CONTROL OF COLOR IN STUCCO
Variation in color of applied stucco is rare, but, because it does occur occasionally, a discussion of preventative measures is appropriate. In the few cases where differences in color have occurred, one or more of the following reasons may have caused the problem.
Adverse weather conditions
Transportation of wet-mixed stucco
Subsequent exposure to unusual or improper situations or conditions
Color variation may be apparent as actual difference in coloration, blotchiness, or because of a deposit of efflorescence. Occasionally, a few persons have been confused by variation in texture, with resultant difference of light reflectance from the surface; thinking that they were seeing variation in color. A discussion about some of the factors which might relate to variation in color on a wall or soffit will follow this introduction.
1. Adverse weather conditions at the time of application, such as low air temperature; or overcast, fog or rain may induce blotchiness in the third or color coat.
2. Lack of uniformity of suction in the brown coat prior to application of the coat of stucco. Non-uniformity of suction may be a result of one or more of the following factors or conditions affecting the brown coat.
- Variation in thickness of the base coats.
- Over-spray of extraneous materials such as paint or a waterproofing agent, by other trades.
- Rough or "Open" surface at joinings of adjacent areas of brown coat on a wall, such as at cold joints.
- Excessively smooth floating of the brown coat in some areas, while other areas of brown coat are open and more absorbent.
- Spotty freezing, or serious retardation of hydration of cement in the brown coat, in some areas but not in others.
- Uneven pre-wetting of the brown coat, prior to application of the color coat.

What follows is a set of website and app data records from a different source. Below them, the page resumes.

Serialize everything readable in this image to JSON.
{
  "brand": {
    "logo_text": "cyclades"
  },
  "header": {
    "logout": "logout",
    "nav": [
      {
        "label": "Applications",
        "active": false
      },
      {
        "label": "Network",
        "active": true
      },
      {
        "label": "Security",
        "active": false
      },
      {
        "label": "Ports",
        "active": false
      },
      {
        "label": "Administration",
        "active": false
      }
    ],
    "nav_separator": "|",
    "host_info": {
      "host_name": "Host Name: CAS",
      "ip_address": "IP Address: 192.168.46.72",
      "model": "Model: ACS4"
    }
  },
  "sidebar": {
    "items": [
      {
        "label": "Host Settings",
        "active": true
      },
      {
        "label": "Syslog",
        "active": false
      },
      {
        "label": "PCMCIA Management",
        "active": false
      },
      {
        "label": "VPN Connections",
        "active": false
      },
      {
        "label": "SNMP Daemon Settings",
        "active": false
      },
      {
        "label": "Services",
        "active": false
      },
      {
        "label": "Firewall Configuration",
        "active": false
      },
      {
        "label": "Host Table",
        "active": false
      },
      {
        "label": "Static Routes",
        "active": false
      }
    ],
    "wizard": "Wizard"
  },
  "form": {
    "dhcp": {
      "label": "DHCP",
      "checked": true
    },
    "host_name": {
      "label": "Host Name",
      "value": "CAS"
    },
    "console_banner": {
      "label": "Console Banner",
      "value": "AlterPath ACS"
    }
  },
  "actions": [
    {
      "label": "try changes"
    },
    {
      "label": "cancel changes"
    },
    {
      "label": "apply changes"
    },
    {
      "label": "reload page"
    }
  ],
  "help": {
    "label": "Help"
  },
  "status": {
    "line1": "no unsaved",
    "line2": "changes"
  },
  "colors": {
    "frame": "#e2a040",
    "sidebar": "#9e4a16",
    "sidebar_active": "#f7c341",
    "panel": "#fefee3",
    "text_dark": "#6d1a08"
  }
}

Dry-rodding or dry-raking of the brown coat, after it has firmed slightly, is beneficial, but is not normally done on "economy type" construction. That action is observed on commercial work or custom homes.
3. Failure to maintain mix proportions of aggregate to cement, if color coat material is proportioned on the job site, rather than being manufactured in a stucco plant.
4. Unequal amounts of mix water in different batches of color coat material.
5. Unequal proportions of lime, pigment, or other approved admixture, in successive batches, if formulated on-site.
6. Separation of pigment during transportation of mixed wet stucco from the mixer to a mortar board, if batches of stucco have been mixed too wet or fluid. This may happen in the wheelbarrow due to vibration during travel of the barrow over rough ground, on the job site.
7. A portion of a wall screened from normal uniformly fast drying of the color coat by a shade tree or adjacent building.
8. Insufficient mixing time of job-proportioned stucco coat, on the job site.
9. Inadequate coverage of the brown coat by sufficient thickness of stucco. That problem is more commonly observed in cases where only a single pass, application of stucco is done.
10. Spreading the coat of stucco too thinly.
11. Sponge type floats becoming loaded, or filled, with fine material from batches of stucco, such as cement, lime and pigment.
12. Contamination due to dirty equipment, mix water, or tools.
13. Rain impinging against relatively fresh color coat, or washing by activity of landscaping people.
14. Improperly installed rain gutters or downspouts, or leaks in the same.
15. Moist-curing fresh pigmented stucco improperly.
16. Lack of control of cleaning water as it is used to remove unwanted wet material from other surfaces.
17. Cold joints in colored stucco.
18. Use of excessive floating water at joinings.
19. Uneven drying of the coat of stucco. All areas of colored stucco should dry at a uniform rate, to avoid discoloration.
20. Exudation of efflorescence upon the finished surface.
21. Spattering of fine particles of soil upon the base of the wall during periods of rain, or when watering adjacent plants.
22. Growth of mold or mildew on the surface, which may impart a black, dark green, or light green color to the surface.
23. Rust from iron or steel fixtures or attachments, or stain from copper roofing or fixtures.
24. Wood sap or resin being deposited upon the surface, especially at tops of railings, parapet walls, wing walls, plastered fences, etc. That ill-effect is more prevalent under some trees than other types of growth.
25. Blowing dust, dirt and other aerial debris, such as petroleum particulates becoming lodged in a resinous coating on plaster, below some kinds of tree;
26. Uneven hydration of the cement paste due to shadow lines established by scaffolding and planks remaining in place too long after completion of walls.
In the event that variation in color has occurred, for one or more of various possible reasons, suitable correction oftentimes can be affected by fog coating. For details of that process, please refer to my article entitled "FOG COATING STUCCO".